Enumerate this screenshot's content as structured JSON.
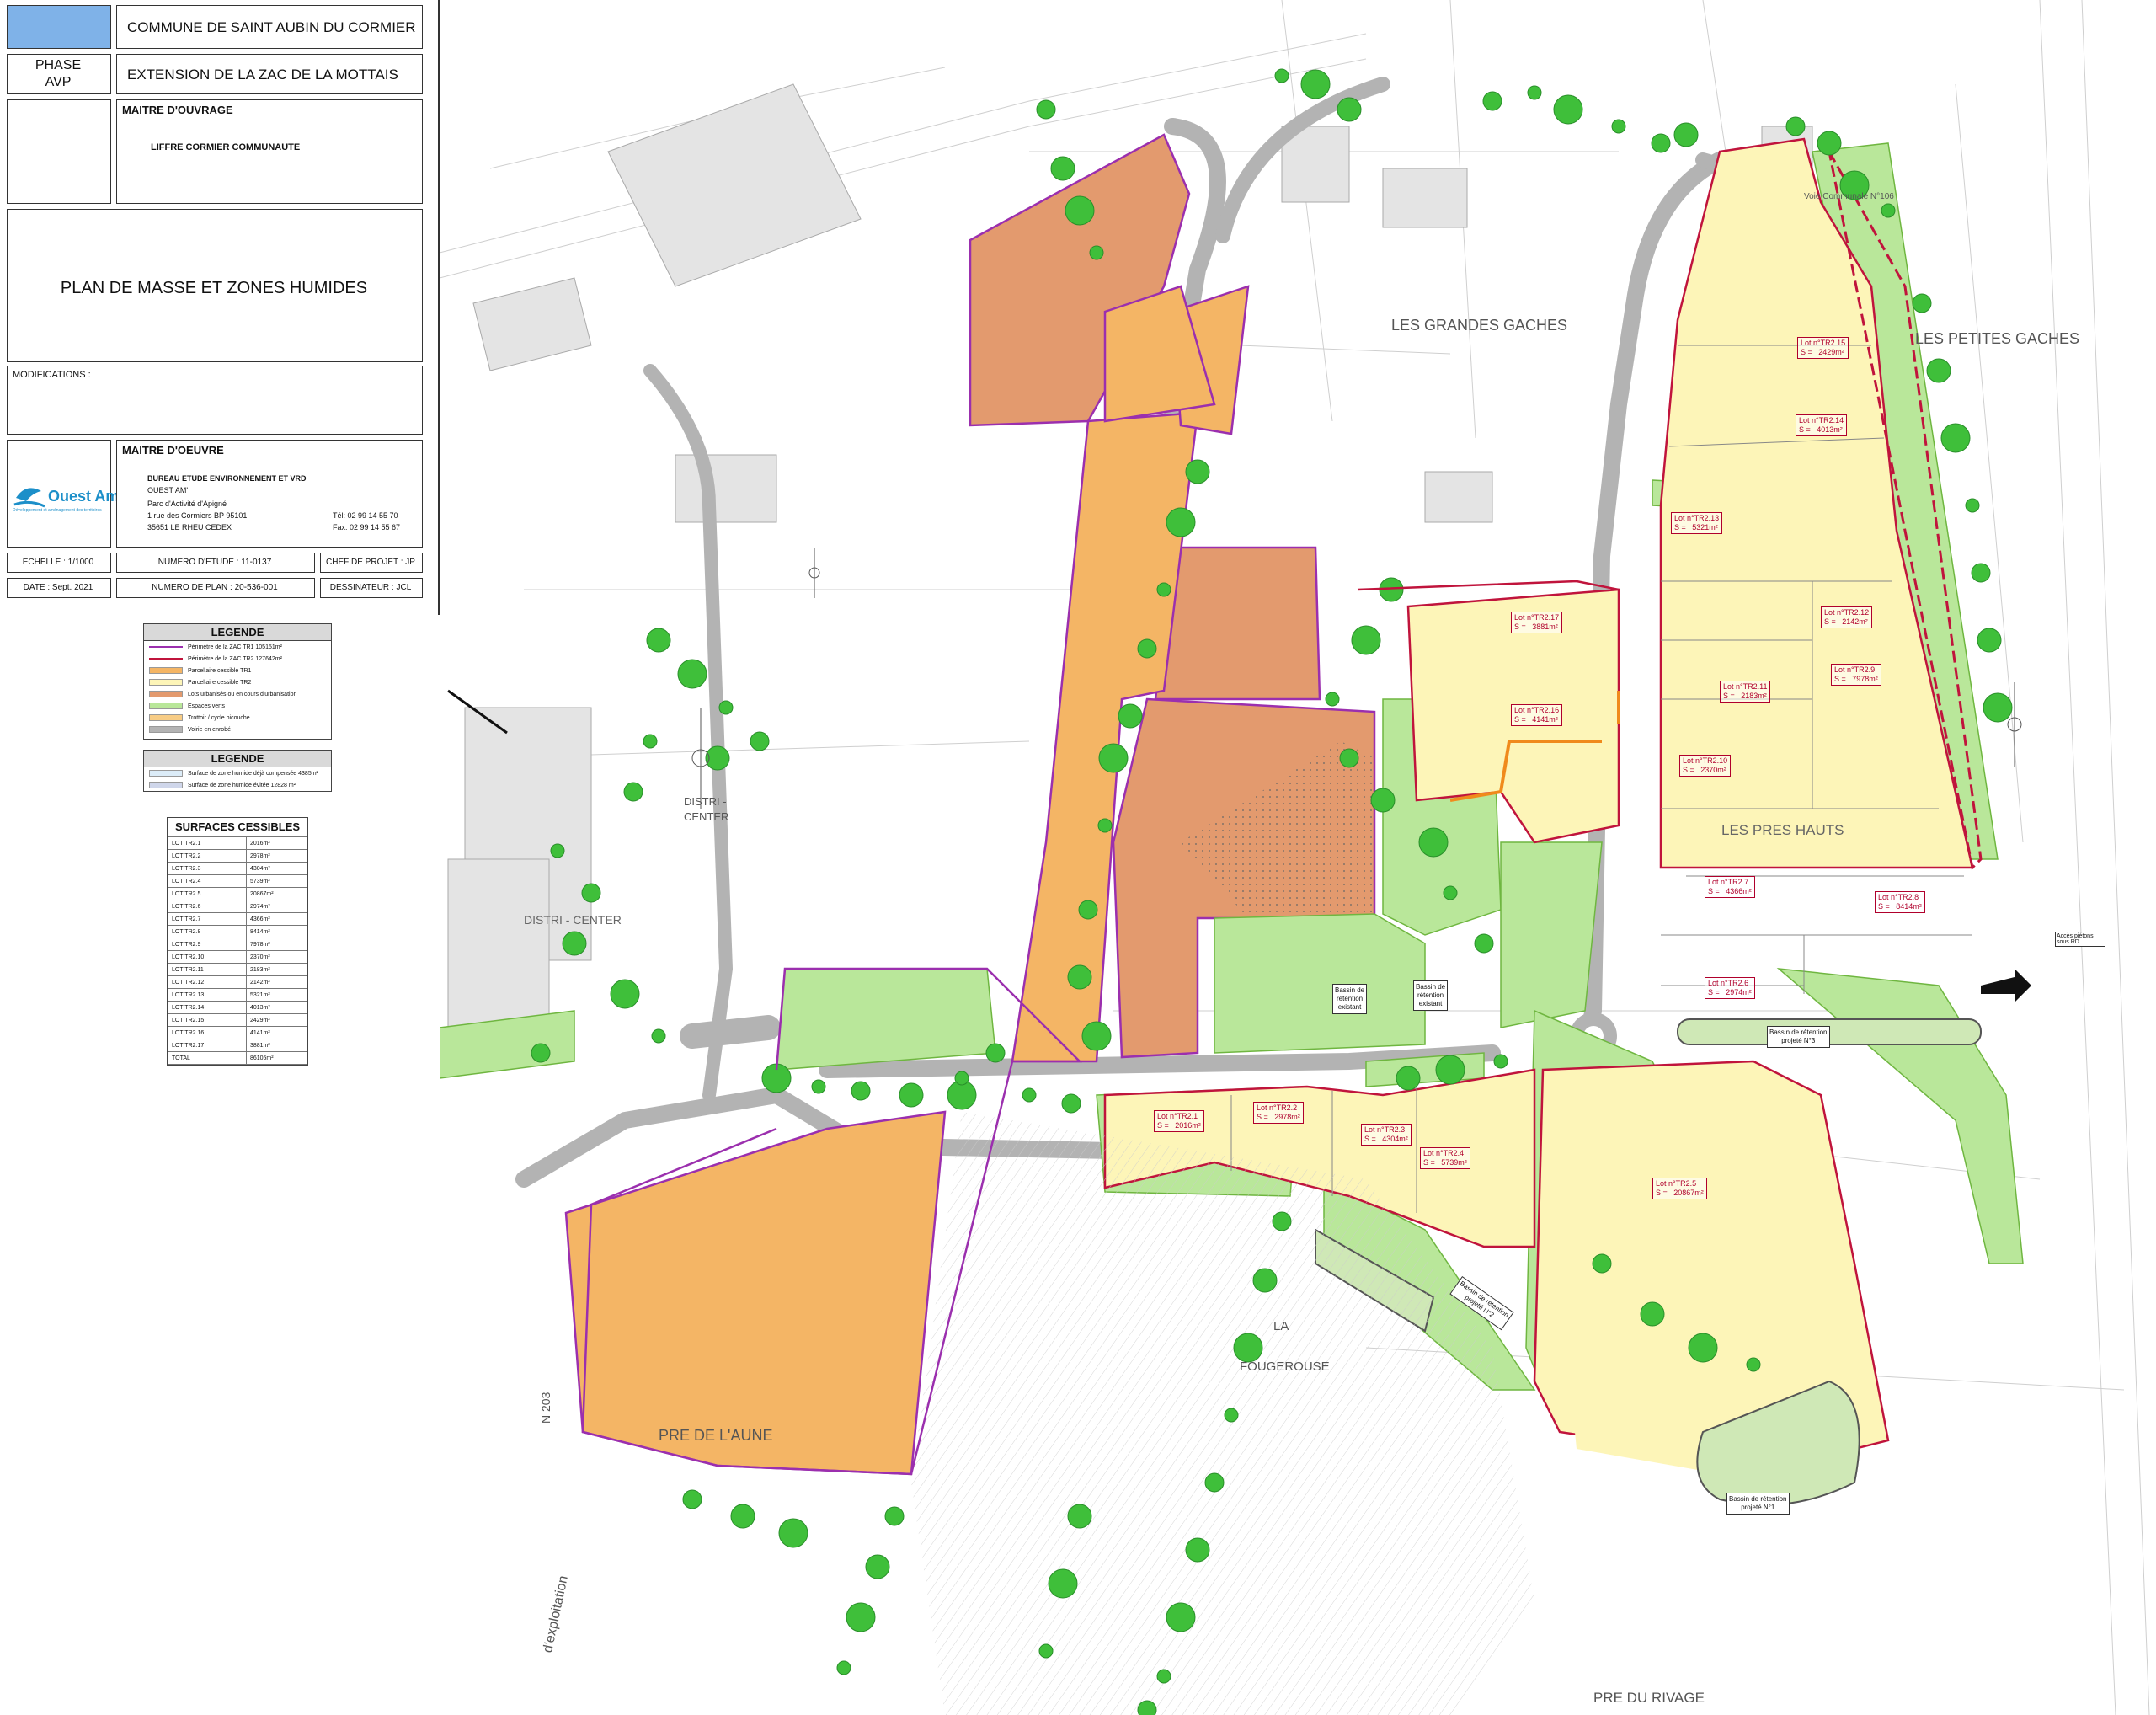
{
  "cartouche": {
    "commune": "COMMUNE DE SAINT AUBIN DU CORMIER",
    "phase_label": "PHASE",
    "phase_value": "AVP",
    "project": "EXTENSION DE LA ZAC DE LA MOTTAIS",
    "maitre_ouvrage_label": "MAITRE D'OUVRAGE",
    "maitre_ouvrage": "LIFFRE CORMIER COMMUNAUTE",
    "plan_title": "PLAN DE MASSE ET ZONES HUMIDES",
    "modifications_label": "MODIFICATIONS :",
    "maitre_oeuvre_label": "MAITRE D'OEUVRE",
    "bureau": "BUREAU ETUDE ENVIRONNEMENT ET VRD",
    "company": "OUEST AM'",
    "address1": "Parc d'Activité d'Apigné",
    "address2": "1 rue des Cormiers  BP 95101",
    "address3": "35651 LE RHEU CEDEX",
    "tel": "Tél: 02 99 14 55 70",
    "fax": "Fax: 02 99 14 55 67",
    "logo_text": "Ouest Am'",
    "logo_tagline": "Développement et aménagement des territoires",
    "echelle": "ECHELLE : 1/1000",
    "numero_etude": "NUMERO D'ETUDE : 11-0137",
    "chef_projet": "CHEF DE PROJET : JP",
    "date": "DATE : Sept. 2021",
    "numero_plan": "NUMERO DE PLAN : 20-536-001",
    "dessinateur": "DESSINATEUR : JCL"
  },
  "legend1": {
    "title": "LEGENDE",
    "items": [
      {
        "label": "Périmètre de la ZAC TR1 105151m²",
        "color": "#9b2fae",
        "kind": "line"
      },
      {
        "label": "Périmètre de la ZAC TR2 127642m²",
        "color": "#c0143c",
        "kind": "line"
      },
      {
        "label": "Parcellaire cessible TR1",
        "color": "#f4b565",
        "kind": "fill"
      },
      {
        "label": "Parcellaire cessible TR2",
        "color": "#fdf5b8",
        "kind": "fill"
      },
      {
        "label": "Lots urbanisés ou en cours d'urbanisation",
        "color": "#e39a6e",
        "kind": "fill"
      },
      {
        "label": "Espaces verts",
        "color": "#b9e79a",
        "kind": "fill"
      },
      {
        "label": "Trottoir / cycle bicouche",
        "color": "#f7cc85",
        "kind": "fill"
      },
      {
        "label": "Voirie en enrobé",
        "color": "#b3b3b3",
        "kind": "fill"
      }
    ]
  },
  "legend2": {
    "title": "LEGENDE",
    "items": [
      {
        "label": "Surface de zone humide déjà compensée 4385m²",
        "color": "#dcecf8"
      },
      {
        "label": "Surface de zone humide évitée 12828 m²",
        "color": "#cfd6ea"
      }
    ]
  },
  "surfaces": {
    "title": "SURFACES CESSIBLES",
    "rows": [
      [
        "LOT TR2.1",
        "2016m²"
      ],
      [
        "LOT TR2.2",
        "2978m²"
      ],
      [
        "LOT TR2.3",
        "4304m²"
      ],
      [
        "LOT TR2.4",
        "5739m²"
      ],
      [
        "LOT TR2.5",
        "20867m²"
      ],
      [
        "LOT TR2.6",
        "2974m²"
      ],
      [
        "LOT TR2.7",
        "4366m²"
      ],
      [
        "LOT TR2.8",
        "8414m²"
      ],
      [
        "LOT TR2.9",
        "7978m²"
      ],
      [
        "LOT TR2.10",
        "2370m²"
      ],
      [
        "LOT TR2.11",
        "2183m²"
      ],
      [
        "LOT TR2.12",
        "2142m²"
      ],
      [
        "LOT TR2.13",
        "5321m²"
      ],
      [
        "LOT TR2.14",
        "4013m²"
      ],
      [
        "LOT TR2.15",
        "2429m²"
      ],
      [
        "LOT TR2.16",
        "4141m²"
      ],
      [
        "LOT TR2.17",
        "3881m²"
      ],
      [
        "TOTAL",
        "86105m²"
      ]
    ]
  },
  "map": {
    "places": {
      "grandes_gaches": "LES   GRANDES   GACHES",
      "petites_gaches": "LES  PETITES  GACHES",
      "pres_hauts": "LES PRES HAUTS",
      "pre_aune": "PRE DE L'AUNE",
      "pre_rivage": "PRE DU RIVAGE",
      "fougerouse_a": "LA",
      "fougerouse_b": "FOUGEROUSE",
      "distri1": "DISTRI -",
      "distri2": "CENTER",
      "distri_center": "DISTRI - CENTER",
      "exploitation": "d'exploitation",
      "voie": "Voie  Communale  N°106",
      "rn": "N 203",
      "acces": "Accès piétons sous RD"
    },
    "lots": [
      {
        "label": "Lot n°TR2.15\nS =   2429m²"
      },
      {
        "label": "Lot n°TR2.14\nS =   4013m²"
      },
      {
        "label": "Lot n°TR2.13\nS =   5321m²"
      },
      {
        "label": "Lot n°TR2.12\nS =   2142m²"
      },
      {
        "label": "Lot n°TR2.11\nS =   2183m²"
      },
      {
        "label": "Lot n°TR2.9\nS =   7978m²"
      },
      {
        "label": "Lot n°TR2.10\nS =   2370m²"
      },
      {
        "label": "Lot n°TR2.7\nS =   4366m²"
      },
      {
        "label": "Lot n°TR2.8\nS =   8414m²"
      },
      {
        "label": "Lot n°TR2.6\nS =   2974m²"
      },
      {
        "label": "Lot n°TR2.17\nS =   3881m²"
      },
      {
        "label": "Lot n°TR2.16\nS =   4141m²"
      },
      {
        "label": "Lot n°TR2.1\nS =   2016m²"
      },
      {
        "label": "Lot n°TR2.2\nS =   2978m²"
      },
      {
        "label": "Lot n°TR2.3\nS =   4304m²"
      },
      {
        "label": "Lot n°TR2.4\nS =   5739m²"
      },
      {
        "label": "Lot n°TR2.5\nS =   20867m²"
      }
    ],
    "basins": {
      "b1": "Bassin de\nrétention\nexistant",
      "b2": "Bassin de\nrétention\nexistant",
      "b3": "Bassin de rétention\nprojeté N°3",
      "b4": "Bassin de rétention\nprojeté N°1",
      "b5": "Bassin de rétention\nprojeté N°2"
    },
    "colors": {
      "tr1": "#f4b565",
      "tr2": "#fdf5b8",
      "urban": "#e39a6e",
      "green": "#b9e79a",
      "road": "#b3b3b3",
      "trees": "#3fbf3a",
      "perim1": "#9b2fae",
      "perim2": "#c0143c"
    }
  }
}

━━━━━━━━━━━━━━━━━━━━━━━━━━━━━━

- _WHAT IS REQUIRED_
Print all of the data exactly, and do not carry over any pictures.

- _EXERCISE OUTPUT_
Enumerate this screenshot's content as structured JSON.
{
  "cartouche": {
    "commune": "COMMUNE DE SAINT AUBIN DU CORMIER",
    "phase_label": "PHASE",
    "phase_value": "AVP",
    "project": "EXTENSION DE LA ZAC DE LA MOTTAIS",
    "maitre_ouvrage_label": "MAITRE D'OUVRAGE",
    "maitre_ouvrage": "LIFFRE CORMIER COMMUNAUTE",
    "plan_title": "PLAN DE MASSE ET ZONES HUMIDES",
    "modifications_label": "MODIFICATIONS :",
    "maitre_oeuvre_label": "MAITRE D'OEUVRE",
    "bureau": "BUREAU ETUDE ENVIRONNEMENT ET VRD",
    "company": "OUEST AM'",
    "address1": "Parc d'Activité d'Apigné",
    "address2": "1 rue des Cormiers  BP 95101",
    "address3": "35651 LE RHEU CEDEX",
    "tel": "Tél: 02 99 14 55 70",
    "fax": "Fax: 02 99 14 55 67",
    "logo_text": "Ouest Am'",
    "logo_tagline": "Développement et aménagement des territoires",
    "echelle": "ECHELLE : 1/1000",
    "numero_etude": "NUMERO D'ETUDE : 11-0137",
    "chef_projet": "CHEF DE PROJET : JP",
    "date": "DATE : Sept. 2021",
    "numero_plan": "NUMERO DE PLAN : 20-536-001",
    "dessinateur": "DESSINATEUR : JCL"
  },
  "legend1": {
    "title": "LEGENDE",
    "items": [
      {
        "label": "Périmètre de la ZAC TR1 105151m²",
        "color": "#9b2fae",
        "kind": "line"
      },
      {
        "label": "Périmètre de la ZAC TR2 127642m²",
        "color": "#c0143c",
        "kind": "line"
      },
      {
        "label": "Parcellaire cessible TR1",
        "color": "#f4b565",
        "kind": "fill"
      },
      {
        "label": "Parcellaire cessible TR2",
        "color": "#fdf5b8",
        "kind": "fill"
      },
      {
        "label": "Lots urbanisés ou en cours d'urbanisation",
        "color": "#e39a6e",
        "kind": "fill"
      },
      {
        "label": "Espaces verts",
        "color": "#b9e79a",
        "kind": "fill"
      },
      {
        "label": "Trottoir / cycle bicouche",
        "color": "#f7cc85",
        "kind": "fill"
      },
      {
        "label": "Voirie en enrobé",
        "color": "#b3b3b3",
        "kind": "fill"
      }
    ]
  },
  "legend2": {
    "title": "LEGENDE",
    "items": [
      {
        "label": "Surface de zone humide déjà compensée 4385m²",
        "color": "#dcecf8"
      },
      {
        "label": "Surface de zone humide évitée 12828 m²",
        "color": "#cfd6ea"
      }
    ]
  },
  "surfaces": {
    "title": "SURFACES CESSIBLES",
    "rows": [
      [
        "LOT TR2.1",
        "2016m²"
      ],
      [
        "LOT TR2.2",
        "2978m²"
      ],
      [
        "LOT TR2.3",
        "4304m²"
      ],
      [
        "LOT TR2.4",
        "5739m²"
      ],
      [
        "LOT TR2.5",
        "20867m²"
      ],
      [
        "LOT TR2.6",
        "2974m²"
      ],
      [
        "LOT TR2.7",
        "4366m²"
      ],
      [
        "LOT TR2.8",
        "8414m²"
      ],
      [
        "LOT TR2.9",
        "7978m²"
      ],
      [
        "LOT TR2.10",
        "2370m²"
      ],
      [
        "LOT TR2.11",
        "2183m²"
      ],
      [
        "LOT TR2.12",
        "2142m²"
      ],
      [
        "LOT TR2.13",
        "5321m²"
      ],
      [
        "LOT TR2.14",
        "4013m²"
      ],
      [
        "LOT TR2.15",
        "2429m²"
      ],
      [
        "LOT TR2.16",
        "4141m²"
      ],
      [
        "LOT TR2.17",
        "3881m²"
      ],
      [
        "TOTAL",
        "86105m²"
      ]
    ]
  },
  "map": {
    "places": {
      "grandes_gaches": "LES   GRANDES   GACHES",
      "petites_gaches": "LES  PETITES  GACHES",
      "pres_hauts": "LES PRES HAUTS",
      "pre_aune": "PRE DE L'AUNE",
      "pre_rivage": "PRE DU RIVAGE",
      "fougerouse_a": "LA",
      "fougerouse_b": "FOUGEROUSE",
      "distri1": "DISTRI -",
      "distri2": "CENTER",
      "distri_center": "DISTRI - CENTER",
      "exploitation": "d'exploitation",
      "voie": "Voie  Communale  N°106",
      "rn": "N 203",
      "acces": "Accès piétons sous RD"
    },
    "lots": [
      {
        "label": "Lot n°TR2.15\nS =   2429m²"
      },
      {
        "label": "Lot n°TR2.14\nS =   4013m²"
      },
      {
        "label": "Lot n°TR2.13\nS =   5321m²"
      },
      {
        "label": "Lot n°TR2.12\nS =   2142m²"
      },
      {
        "label": "Lot n°TR2.11\nS =   2183m²"
      },
      {
        "label": "Lot n°TR2.9\nS =   7978m²"
      },
      {
        "label": "Lot n°TR2.10\nS =   2370m²"
      },
      {
        "label": "Lot n°TR2.7\nS =   4366m²"
      },
      {
        "label": "Lot n°TR2.8\nS =   8414m²"
      },
      {
        "label": "Lot n°TR2.6\nS =   2974m²"
      },
      {
        "label": "Lot n°TR2.17\nS =   3881m²"
      },
      {
        "label": "Lot n°TR2.16\nS =   4141m²"
      },
      {
        "label": "Lot n°TR2.1\nS =   2016m²"
      },
      {
        "label": "Lot n°TR2.2\nS =   2978m²"
      },
      {
        "label": "Lot n°TR2.3\nS =   4304m²"
      },
      {
        "label": "Lot n°TR2.4\nS =   5739m²"
      },
      {
        "label": "Lot n°TR2.5\nS =   20867m²"
      }
    ],
    "basins": {
      "b1": "Bassin de\nrétention\nexistant",
      "b2": "Bassin de\nrétention\nexistant",
      "b3": "Bassin de rétention\nprojeté N°3",
      "b4": "Bassin de rétention\nprojeté N°1",
      "b5": "Bassin de rétention\nprojeté N°2"
    },
    "colors": {
      "tr1": "#f4b565",
      "tr2": "#fdf5b8",
      "urban": "#e39a6e",
      "green": "#b9e79a",
      "road": "#b3b3b3",
      "trees": "#3fbf3a",
      "perim1": "#9b2fae",
      "perim2": "#c0143c"
    }
  }
}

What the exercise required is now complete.